_PROVIDED DATA_
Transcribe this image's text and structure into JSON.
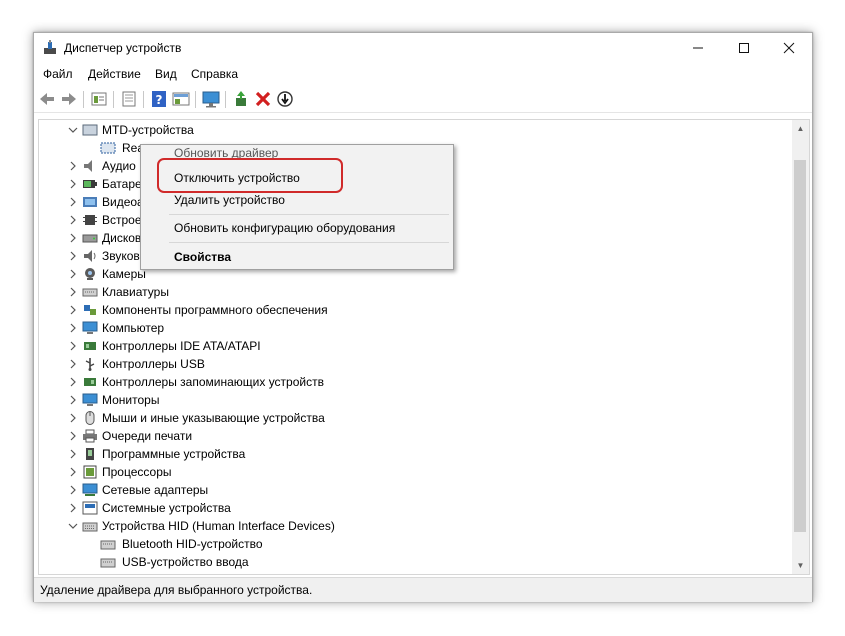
{
  "window": {
    "title": "Диспетчер устройств"
  },
  "menubar": {
    "file": "Файл",
    "action": "Действие",
    "view": "Вид",
    "help": "Справка"
  },
  "toolbar": {
    "icons": [
      "back-icon",
      "forward-icon",
      "properties-icon",
      "show-hide-icon",
      "help-icon",
      "show-view-icon",
      "monitor-icon",
      "update-driver-icon",
      "uninstall-icon",
      "enable-icon"
    ],
    "uninstall_color": "#d21f1f"
  },
  "tree": {
    "root": {
      "label": "MTD-устройства"
    },
    "root_child": {
      "label": "Rea"
    },
    "truncated": [
      {
        "label": "Аудио"
      },
      {
        "label": "Батаре"
      },
      {
        "label": "Видеоа"
      },
      {
        "label": "Встрое"
      },
      {
        "label": "Дисков"
      },
      {
        "label": "Звуков"
      }
    ],
    "categories": [
      {
        "label": "Камеры"
      },
      {
        "label": "Клавиатуры"
      },
      {
        "label": "Компоненты программного обеспечения"
      },
      {
        "label": "Компьютер"
      },
      {
        "label": "Контроллеры IDE ATA/ATAPI"
      },
      {
        "label": "Контроллеры USB"
      },
      {
        "label": "Контроллеры запоминающих устройств"
      },
      {
        "label": "Мониторы"
      },
      {
        "label": "Мыши и иные указывающие устройства"
      },
      {
        "label": "Очереди печати"
      },
      {
        "label": "Программные устройства"
      },
      {
        "label": "Процессоры"
      },
      {
        "label": "Сетевые адаптеры"
      },
      {
        "label": "Системные устройства"
      },
      {
        "label": "Устройства HID (Human Interface Devices)"
      }
    ],
    "hid_children": [
      {
        "label": "Bluetooth HID-устройство"
      },
      {
        "label": "USB-устройство ввода"
      }
    ]
  },
  "context_menu": {
    "update_driver": "Обновить драйвер",
    "disable_device": "Отключить устройство",
    "uninstall_device": "Удалить устройство",
    "scan_hardware": "Обновить конфигурацию оборудования",
    "properties": "Свойства"
  },
  "status": {
    "text": "Удаление драйвера для выбранного устройства."
  },
  "colors": {
    "highlight": "#d02a2a"
  }
}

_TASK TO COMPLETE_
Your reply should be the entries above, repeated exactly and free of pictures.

_EXERCISE RESPONSE_
Transcribe this image's text and structure into JSON.
{
  "window": {
    "title": "Диспетчер устройств"
  },
  "menubar": {
    "file": "Файл",
    "action": "Действие",
    "view": "Вид",
    "help": "Справка"
  },
  "toolbar": {
    "icons": [
      "back-icon",
      "forward-icon",
      "properties-icon",
      "show-hide-icon",
      "help-icon",
      "show-view-icon",
      "monitor-icon",
      "update-driver-icon",
      "uninstall-icon",
      "enable-icon"
    ],
    "uninstall_color": "#d21f1f"
  },
  "tree": {
    "root": {
      "label": "MTD-устройства"
    },
    "root_child": {
      "label": "Rea"
    },
    "truncated": [
      {
        "label": "Аудио"
      },
      {
        "label": "Батаре"
      },
      {
        "label": "Видеоа"
      },
      {
        "label": "Встрое"
      },
      {
        "label": "Дисков"
      },
      {
        "label": "Звуков"
      }
    ],
    "categories": [
      {
        "label": "Камеры"
      },
      {
        "label": "Клавиатуры"
      },
      {
        "label": "Компоненты программного обеспечения"
      },
      {
        "label": "Компьютер"
      },
      {
        "label": "Контроллеры IDE ATA/ATAPI"
      },
      {
        "label": "Контроллеры USB"
      },
      {
        "label": "Контроллеры запоминающих устройств"
      },
      {
        "label": "Мониторы"
      },
      {
        "label": "Мыши и иные указывающие устройства"
      },
      {
        "label": "Очереди печати"
      },
      {
        "label": "Программные устройства"
      },
      {
        "label": "Процессоры"
      },
      {
        "label": "Сетевые адаптеры"
      },
      {
        "label": "Системные устройства"
      },
      {
        "label": "Устройства HID (Human Interface Devices)"
      }
    ],
    "hid_children": [
      {
        "label": "Bluetooth HID-устройство"
      },
      {
        "label": "USB-устройство ввода"
      }
    ]
  },
  "context_menu": {
    "update_driver": "Обновить драйвер",
    "disable_device": "Отключить устройство",
    "uninstall_device": "Удалить устройство",
    "scan_hardware": "Обновить конфигурацию оборудования",
    "properties": "Свойства"
  },
  "status": {
    "text": "Удаление драйвера для выбранного устройства."
  },
  "colors": {
    "highlight": "#d02a2a"
  }
}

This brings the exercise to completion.